## Task item
Return the full set of entries below exactly, leaving every image out.

Exercise data START

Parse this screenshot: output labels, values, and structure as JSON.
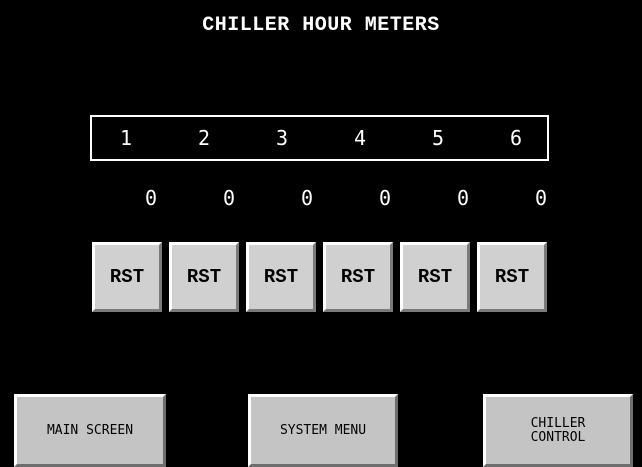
{
  "screen": {
    "title": "CHILLER HOUR METERS"
  },
  "chillers": [
    {
      "number": "1",
      "hours": "0",
      "reset_label": "RST"
    },
    {
      "number": "2",
      "hours": "0",
      "reset_label": "RST"
    },
    {
      "number": "3",
      "hours": "0",
      "reset_label": "RST"
    },
    {
      "number": "4",
      "hours": "0",
      "reset_label": "RST"
    },
    {
      "number": "5",
      "hours": "0",
      "reset_label": "RST"
    },
    {
      "number": "6",
      "hours": "0",
      "reset_label": "RST"
    }
  ],
  "nav": {
    "main_screen": "MAIN SCREEN",
    "system_menu": "SYSTEM MENU",
    "chiller_control": "CHILLER\nCONTROL"
  },
  "colors": {
    "background": "#000000",
    "text": "#ffffff",
    "button_face": "#d0d0d0"
  }
}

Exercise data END

## Task answer
Parse this screenshot: output labels, values, and structure as JSON.
{
  "screen": {
    "title": "CHILLER HOUR METERS"
  },
  "chillers": [
    {
      "number": "1",
      "hours": "0",
      "reset_label": "RST"
    },
    {
      "number": "2",
      "hours": "0",
      "reset_label": "RST"
    },
    {
      "number": "3",
      "hours": "0",
      "reset_label": "RST"
    },
    {
      "number": "4",
      "hours": "0",
      "reset_label": "RST"
    },
    {
      "number": "5",
      "hours": "0",
      "reset_label": "RST"
    },
    {
      "number": "6",
      "hours": "0",
      "reset_label": "RST"
    }
  ],
  "nav": {
    "main_screen": "MAIN SCREEN",
    "system_menu": "SYSTEM MENU",
    "chiller_control": "CHILLER\nCONTROL"
  },
  "colors": {
    "background": "#000000",
    "text": "#ffffff",
    "button_face": "#d0d0d0"
  }
}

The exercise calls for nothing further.